_TASK INPUTS_
━━━━━━━━━━
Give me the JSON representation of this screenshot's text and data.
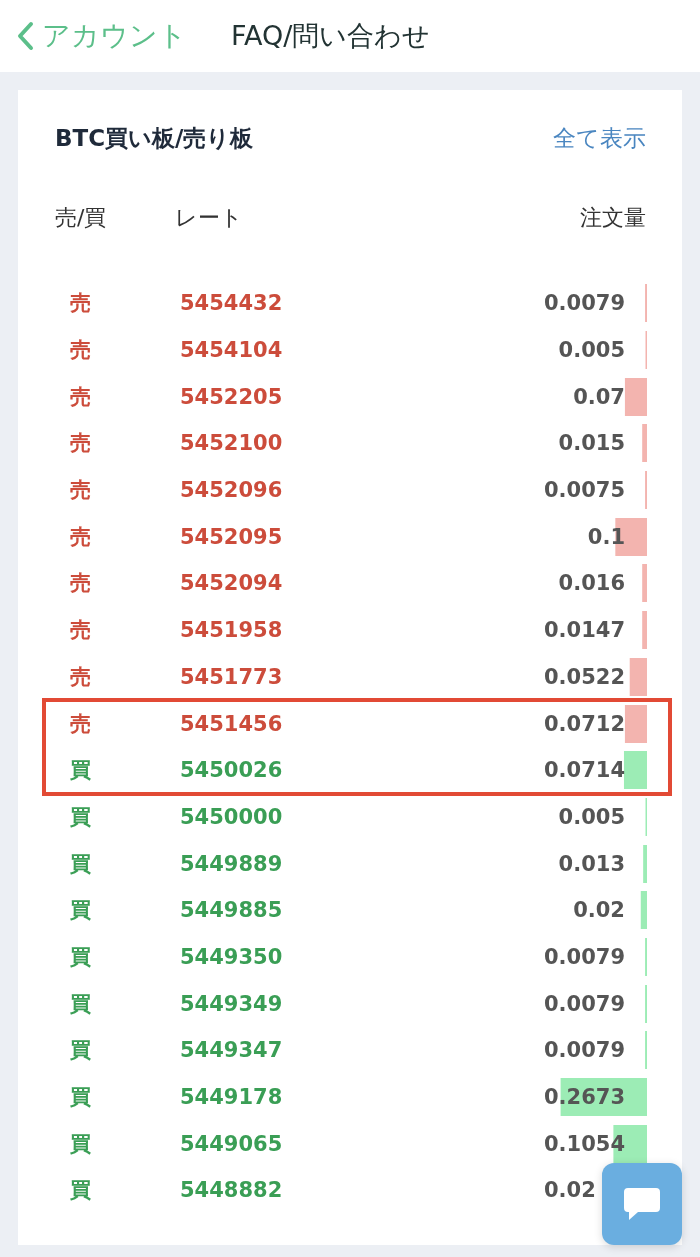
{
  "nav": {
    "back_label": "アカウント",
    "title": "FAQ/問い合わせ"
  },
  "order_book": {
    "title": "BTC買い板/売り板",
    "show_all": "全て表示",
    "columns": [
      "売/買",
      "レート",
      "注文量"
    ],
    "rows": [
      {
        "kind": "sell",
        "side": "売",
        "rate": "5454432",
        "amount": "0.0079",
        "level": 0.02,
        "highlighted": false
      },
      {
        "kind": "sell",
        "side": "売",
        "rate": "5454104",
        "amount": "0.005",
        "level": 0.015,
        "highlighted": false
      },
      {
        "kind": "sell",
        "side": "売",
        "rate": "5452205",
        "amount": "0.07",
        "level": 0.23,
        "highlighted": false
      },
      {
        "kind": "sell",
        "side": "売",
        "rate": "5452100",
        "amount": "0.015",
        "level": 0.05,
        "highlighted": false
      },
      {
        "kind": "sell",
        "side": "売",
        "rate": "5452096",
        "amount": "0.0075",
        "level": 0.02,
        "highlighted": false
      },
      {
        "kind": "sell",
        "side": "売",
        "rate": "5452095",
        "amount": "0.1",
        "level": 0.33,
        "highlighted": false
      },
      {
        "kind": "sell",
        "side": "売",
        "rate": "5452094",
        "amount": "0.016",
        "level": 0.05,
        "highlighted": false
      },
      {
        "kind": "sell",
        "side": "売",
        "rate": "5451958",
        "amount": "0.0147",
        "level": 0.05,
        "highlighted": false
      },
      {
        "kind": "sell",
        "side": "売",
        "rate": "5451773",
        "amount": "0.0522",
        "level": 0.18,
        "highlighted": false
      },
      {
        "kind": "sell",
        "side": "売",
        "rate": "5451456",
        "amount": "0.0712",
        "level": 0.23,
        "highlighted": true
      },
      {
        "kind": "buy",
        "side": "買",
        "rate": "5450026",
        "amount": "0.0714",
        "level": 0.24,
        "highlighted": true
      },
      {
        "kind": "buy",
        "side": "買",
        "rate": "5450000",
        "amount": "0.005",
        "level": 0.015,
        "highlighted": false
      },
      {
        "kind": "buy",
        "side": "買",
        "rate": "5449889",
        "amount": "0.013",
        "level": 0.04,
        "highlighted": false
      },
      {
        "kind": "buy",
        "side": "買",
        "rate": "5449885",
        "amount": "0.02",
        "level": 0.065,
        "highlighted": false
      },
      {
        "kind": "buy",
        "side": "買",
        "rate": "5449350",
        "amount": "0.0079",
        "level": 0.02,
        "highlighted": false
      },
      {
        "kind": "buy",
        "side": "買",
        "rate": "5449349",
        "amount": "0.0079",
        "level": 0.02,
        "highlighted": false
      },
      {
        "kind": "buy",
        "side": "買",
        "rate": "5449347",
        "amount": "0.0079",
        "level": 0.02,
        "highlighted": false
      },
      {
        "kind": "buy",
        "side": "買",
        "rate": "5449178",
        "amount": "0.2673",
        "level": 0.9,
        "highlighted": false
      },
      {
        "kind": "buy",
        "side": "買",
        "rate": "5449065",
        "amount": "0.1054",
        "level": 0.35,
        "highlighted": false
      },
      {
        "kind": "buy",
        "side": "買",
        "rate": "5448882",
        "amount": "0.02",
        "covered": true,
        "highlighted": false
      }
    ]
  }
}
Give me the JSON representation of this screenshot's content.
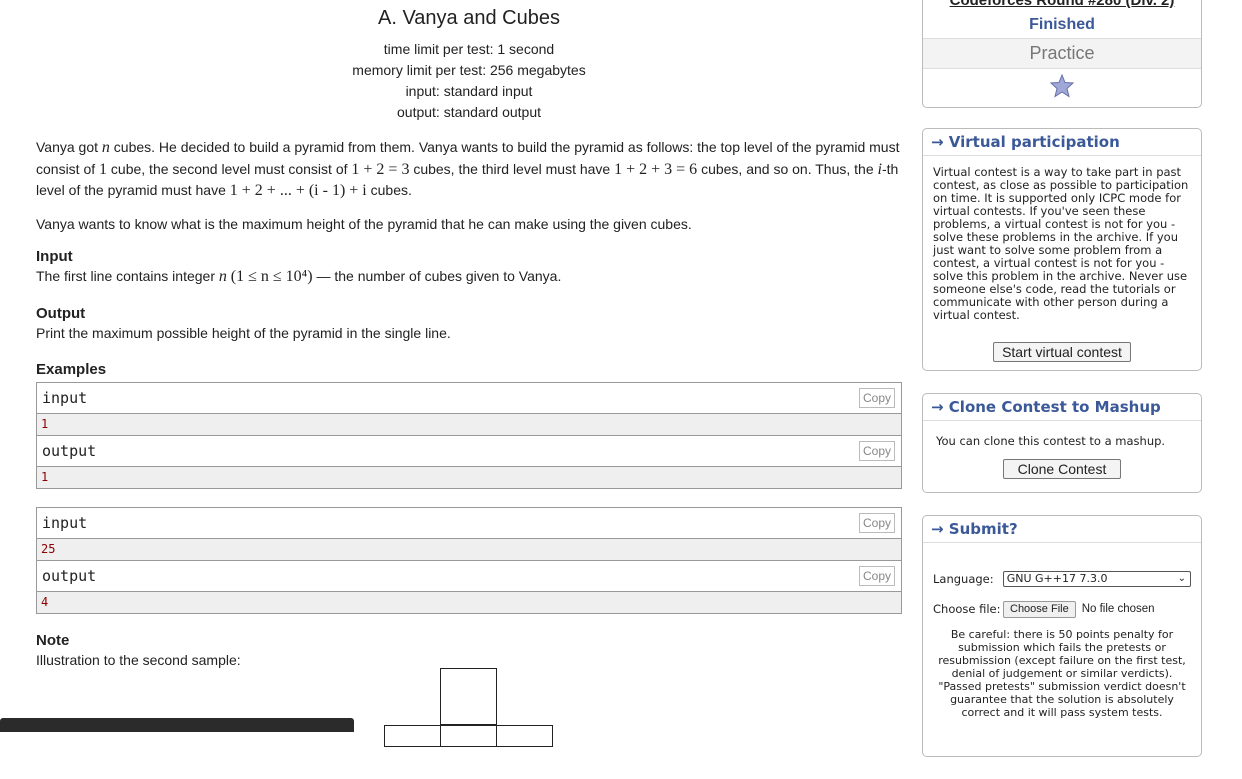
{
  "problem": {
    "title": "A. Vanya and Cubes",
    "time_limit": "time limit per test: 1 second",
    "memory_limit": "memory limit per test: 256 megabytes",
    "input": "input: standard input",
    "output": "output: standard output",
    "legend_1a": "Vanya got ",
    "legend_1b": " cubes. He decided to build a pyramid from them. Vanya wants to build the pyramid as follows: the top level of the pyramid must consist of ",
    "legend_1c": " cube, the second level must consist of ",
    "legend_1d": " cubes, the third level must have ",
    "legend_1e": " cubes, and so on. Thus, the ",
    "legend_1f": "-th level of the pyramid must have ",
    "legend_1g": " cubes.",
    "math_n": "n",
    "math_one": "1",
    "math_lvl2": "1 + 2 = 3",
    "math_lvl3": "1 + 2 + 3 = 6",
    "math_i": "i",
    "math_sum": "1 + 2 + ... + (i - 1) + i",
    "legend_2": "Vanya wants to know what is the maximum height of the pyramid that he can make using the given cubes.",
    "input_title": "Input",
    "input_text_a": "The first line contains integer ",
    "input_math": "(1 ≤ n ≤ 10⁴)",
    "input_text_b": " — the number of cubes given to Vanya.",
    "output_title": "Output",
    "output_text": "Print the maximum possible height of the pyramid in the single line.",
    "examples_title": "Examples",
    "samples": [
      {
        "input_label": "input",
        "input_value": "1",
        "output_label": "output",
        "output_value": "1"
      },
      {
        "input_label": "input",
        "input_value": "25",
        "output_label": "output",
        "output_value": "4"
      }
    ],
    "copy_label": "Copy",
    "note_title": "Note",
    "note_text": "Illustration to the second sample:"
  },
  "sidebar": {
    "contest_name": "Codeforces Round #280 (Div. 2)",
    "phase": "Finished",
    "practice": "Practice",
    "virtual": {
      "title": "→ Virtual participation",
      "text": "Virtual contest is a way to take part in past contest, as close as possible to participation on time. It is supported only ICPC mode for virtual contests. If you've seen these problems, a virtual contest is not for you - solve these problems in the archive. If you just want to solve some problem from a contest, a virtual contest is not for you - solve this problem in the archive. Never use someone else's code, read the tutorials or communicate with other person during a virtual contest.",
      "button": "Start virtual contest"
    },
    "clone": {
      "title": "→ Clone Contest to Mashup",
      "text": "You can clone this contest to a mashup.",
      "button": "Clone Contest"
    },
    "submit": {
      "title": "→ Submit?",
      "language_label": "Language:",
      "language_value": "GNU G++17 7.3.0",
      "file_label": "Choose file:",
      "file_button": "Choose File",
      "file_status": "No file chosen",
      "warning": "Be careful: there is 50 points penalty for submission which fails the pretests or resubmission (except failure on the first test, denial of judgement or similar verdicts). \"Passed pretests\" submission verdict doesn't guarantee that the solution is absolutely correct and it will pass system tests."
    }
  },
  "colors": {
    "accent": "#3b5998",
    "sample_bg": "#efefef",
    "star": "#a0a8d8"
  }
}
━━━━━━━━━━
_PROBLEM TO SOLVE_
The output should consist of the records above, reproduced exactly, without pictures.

_FINISHED TASK_
Give me the JSON representation of this screenshot's text and data.
{
  "nav": {
    "back_label": "アカウント",
    "title": "FAQ/問い合わせ"
  },
  "order_book": {
    "title": "BTC買い板/売り板",
    "show_all": "全て表示",
    "columns": [
      "売/買",
      "レート",
      "注文量"
    ],
    "rows": [
      {
        "kind": "sell",
        "side": "売",
        "rate": "5454432",
        "amount": "0.0079",
        "level": 0.02,
        "highlighted": false
      },
      {
        "kind": "sell",
        "side": "売",
        "rate": "5454104",
        "amount": "0.005",
        "level": 0.015,
        "highlighted": false
      },
      {
        "kind": "sell",
        "side": "売",
        "rate": "5452205",
        "amount": "0.07",
        "level": 0.23,
        "highlighted": false
      },
      {
        "kind": "sell",
        "side": "売",
        "rate": "5452100",
        "amount": "0.015",
        "level": 0.05,
        "highlighted": false
      },
      {
        "kind": "sell",
        "side": "売",
        "rate": "5452096",
        "amount": "0.0075",
        "level": 0.02,
        "highlighted": false
      },
      {
        "kind": "sell",
        "side": "売",
        "rate": "5452095",
        "amount": "0.1",
        "level": 0.33,
        "highlighted": false
      },
      {
        "kind": "sell",
        "side": "売",
        "rate": "5452094",
        "amount": "0.016",
        "level": 0.05,
        "highlighted": false
      },
      {
        "kind": "sell",
        "side": "売",
        "rate": "5451958",
        "amount": "0.0147",
        "level": 0.05,
        "highlighted": false
      },
      {
        "kind": "sell",
        "side": "売",
        "rate": "5451773",
        "amount": "0.0522",
        "level": 0.18,
        "highlighted": false
      },
      {
        "kind": "sell",
        "side": "売",
        "rate": "5451456",
        "amount": "0.0712",
        "level": 0.23,
        "highlighted": true
      },
      {
        "kind": "buy",
        "side": "買",
        "rate": "5450026",
        "amount": "0.0714",
        "level": 0.24,
        "highlighted": true
      },
      {
        "kind": "buy",
        "side": "買",
        "rate": "5450000",
        "amount": "0.005",
        "level": 0.015,
        "highlighted": false
      },
      {
        "kind": "buy",
        "side": "買",
        "rate": "5449889",
        "amount": "0.013",
        "level": 0.04,
        "highlighted": false
      },
      {
        "kind": "buy",
        "side": "買",
        "rate": "5449885",
        "amount": "0.02",
        "level": 0.065,
        "highlighted": false
      },
      {
        "kind": "buy",
        "side": "買",
        "rate": "5449350",
        "amount": "0.0079",
        "level": 0.02,
        "highlighted": false
      },
      {
        "kind": "buy",
        "side": "買",
        "rate": "5449349",
        "amount": "0.0079",
        "level": 0.02,
        "highlighted": false
      },
      {
        "kind": "buy",
        "side": "買",
        "rate": "5449347",
        "amount": "0.0079",
        "level": 0.02,
        "highlighted": false
      },
      {
        "kind": "buy",
        "side": "買",
        "rate": "5449178",
        "amount": "0.2673",
        "level": 0.9,
        "highlighted": false
      },
      {
        "kind": "buy",
        "side": "買",
        "rate": "5449065",
        "amount": "0.1054",
        "level": 0.35,
        "highlighted": false
      },
      {
        "kind": "buy",
        "side": "買",
        "rate": "5448882",
        "amount": "0.02",
        "covered": true,
        "highlighted": false
      }
    ]
  }
}
Give me the JSON representation of this screenshot's content.
{
  "problem": {
    "title": "A. Vanya and Cubes",
    "time_limit": "time limit per test: 1 second",
    "memory_limit": "memory limit per test: 256 megabytes",
    "input": "input: standard input",
    "output": "output: standard output",
    "legend_1a": "Vanya got ",
    "legend_1b": " cubes. He decided to build a pyramid from them. Vanya wants to build the pyramid as follows: the top level of the pyramid must consist of ",
    "legend_1c": " cube, the second level must consist of ",
    "legend_1d": " cubes, the third level must have ",
    "legend_1e": " cubes, and so on. Thus, the ",
    "legend_1f": "-th level of the pyramid must have ",
    "legend_1g": " cubes.",
    "math_n": "n",
    "math_one": "1",
    "math_lvl2": "1 + 2 = 3",
    "math_lvl3": "1 + 2 + 3 = 6",
    "math_i": "i",
    "math_sum": "1 + 2 + ... + (i - 1) + i",
    "legend_2": "Vanya wants to know what is the maximum height of the pyramid that he can make using the given cubes.",
    "input_title": "Input",
    "input_text_a": "The first line contains integer ",
    "input_math": "(1 ≤ n ≤ 10⁴)",
    "input_text_b": " — the number of cubes given to Vanya.",
    "output_title": "Output",
    "output_text": "Print the maximum possible height of the pyramid in the single line.",
    "examples_title": "Examples",
    "samples": [
      {
        "input_label": "input",
        "input_value": "1",
        "output_label": "output",
        "output_value": "1"
      },
      {
        "input_label": "input",
        "input_value": "25",
        "output_label": "output",
        "output_value": "4"
      }
    ],
    "copy_label": "Copy",
    "note_title": "Note",
    "note_text": "Illustration to the second sample:"
  },
  "sidebar": {
    "contest_name": "Codeforces Round #280 (Div. 2)",
    "phase": "Finished",
    "practice": "Practice",
    "virtual": {
      "title": "→ Virtual participation",
      "text": "Virtual contest is a way to take part in past contest, as close as possible to participation on time. It is supported only ICPC mode for virtual contests. If you've seen these problems, a virtual contest is not for you - solve these problems in the archive. If you just want to solve some problem from a contest, a virtual contest is not for you - solve this problem in the archive. Never use someone else's code, read the tutorials or communicate with other person during a virtual contest.",
      "button": "Start virtual contest"
    },
    "clone": {
      "title": "→ Clone Contest to Mashup",
      "text": "You can clone this contest to a mashup.",
      "button": "Clone Contest"
    },
    "submit": {
      "title": "→ Submit?",
      "language_label": "Language:",
      "language_value": "GNU G++17 7.3.0",
      "file_label": "Choose file:",
      "file_button": "Choose File",
      "file_status": "No file chosen",
      "warning": "Be careful: there is 50 points penalty for submission which fails the pretests or resubmission (except failure on the first test, denial of judgement or similar verdicts). \"Passed pretests\" submission verdict doesn't guarantee that the solution is absolutely correct and it will pass system tests."
    }
  },
  "colors": {
    "accent": "#3b5998",
    "sample_bg": "#efefef",
    "star": "#a0a8d8"
  }
}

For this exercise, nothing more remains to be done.